The report was provided to the Security Council Committee established pursuant to resolution 2140 (2014) on 9 January 2018 and considered by the Committee on 23 January 2018.

We would appreciate it if the present letter and the report were brought to the attention of the members of the Security Council and issued as a document of the Council.

(Signed) Ahmed Himmiche Coordinator Panel of Experts on Yemen mandated by Security Council resolution 2342 (2017)

(Signed) Fernando Rosenfeld Carvajal Expert

(Signed) Dakshinie Ruwanthika Gunaratne Expert

(Signed) Gregory Johnsen Expert

(Signed) Adrian Wilkinson Expert

Final report of the Panel of Experts on Yemen

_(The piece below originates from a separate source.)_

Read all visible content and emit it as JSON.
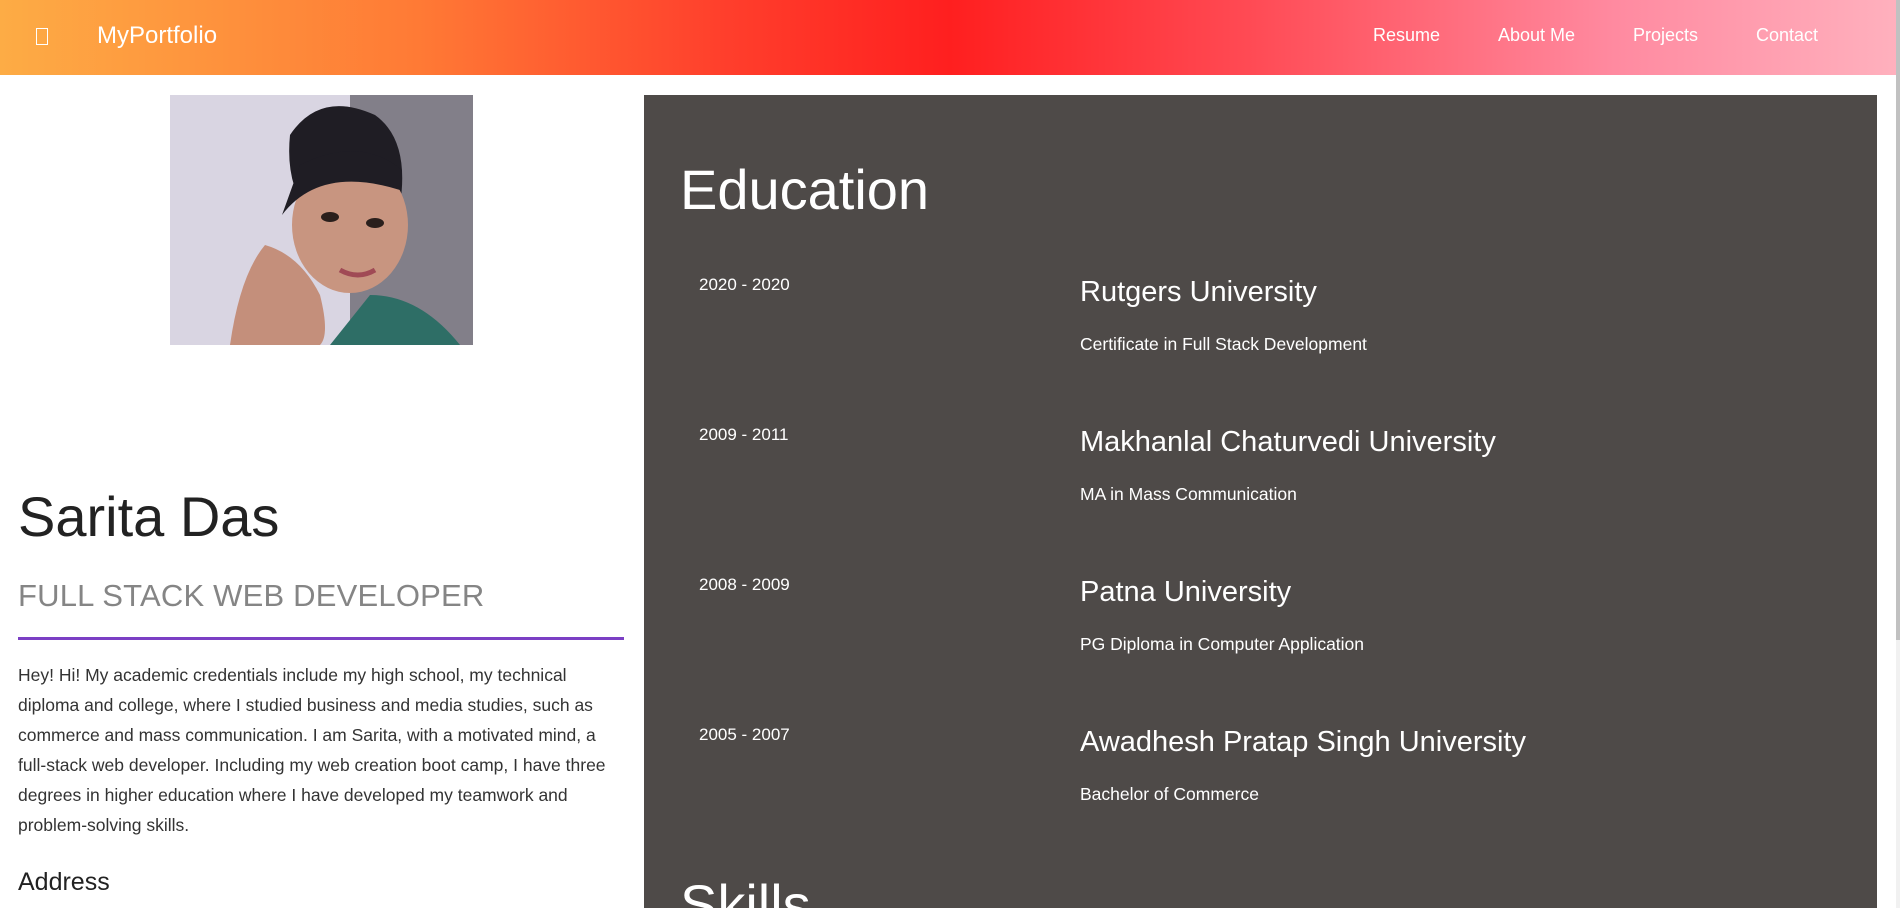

Summary

After nearly three years of conflict, Yemen, as a State, has all but ceased to exist.
Instead of a single State there are warring statelets, and no one side has either the political support or the military strength to reunite the country or to achieve vict ory on the battlefield.

In the north, the Houthis are working to consolidate their hold on Sana ’a and much of the highlands after a five-day street battle in the city that ended with the execution of their one-time ally, former President Ali Abdullah Saleh (YEi.003), on 4 December 2017. In the days and weeks that followed, the Houthis crushed or co-opted much of what remained of the former President’s network in Yemen.

In the south, the Government of President Abd Rabbuh Mansur Hadi was weakened by the defection of several governors to the newly formed Southern Transition Council, which advocates for an independent south Yemen. Another challenge for the Government is the existence of proxy forces, armed and funded by member States of the Saudi Arabia-led coalition, who pursue their own objectives on the ground. The battlefield dynamics are further complicated by the terrorist groups Al-Qaida in the Arabian Peninsula (AQAP) and Islamic State in Iraq and the Levant (ISIL) (Da’esh), both of which routinely carry out strikes against the Houthis, the Government and Saudi Arabia-led coalition targets.

The end of the Houthi-Saleh alliance opened a window of opportunity for the Saudi Arabia-led coalition and forces loyal to the Government of Yemen to regain territory. This window is unlikely to last for long, however, or to be sufficient in and of itself to end the war.

The launch of short-range ballistic missiles, first by forces of the Houthi-Saleh alliance and subsequently, following the end of the alliance, by Houthi forces against Saudi Arabia, changed the tenor of the conflict and has the potential to turn a local conflict into a broader regional one.

The Panel has identified missile remnants, related military equipment and military unmanned aerial vehicles that are of Iranian origin and were brought into Yemen after the imposition of the targeted arms embargo. As a result, the Panel finds that the Islamic Republic of Iran is in non-compliance with paragraph 14 of resolution 2216 (2015) in that it failed to take the necessary measures to prevent the direct or indirect supply, sale or transfer of Borkan-2H short-range ballistic missiles, field storage tanks for liquid bipropellant oxidizer for missiles and Ababil-T (Qasef-1) unmanned aerial vehicles to the then Houthi-Saleh alliance.

The Houthis have also deployed improvised sea mines in the Red Sea, which represent a hazard for commercial shipping and sea lines of communication that could remain for as long as 6 to 10 years, threatening imports to Yemen and access for humanitarian assistance through the Red Sea ports.

Yemen’s financial system is broken. There are competing central banks, one in the north under the control of the Houthis, and one in the south under the control of the Government. Neither is operating at full capacity. The Government is unable to effectively collect revenue, while the Houthis collect taxes, extort businesses and seize assets in the name of the war effort.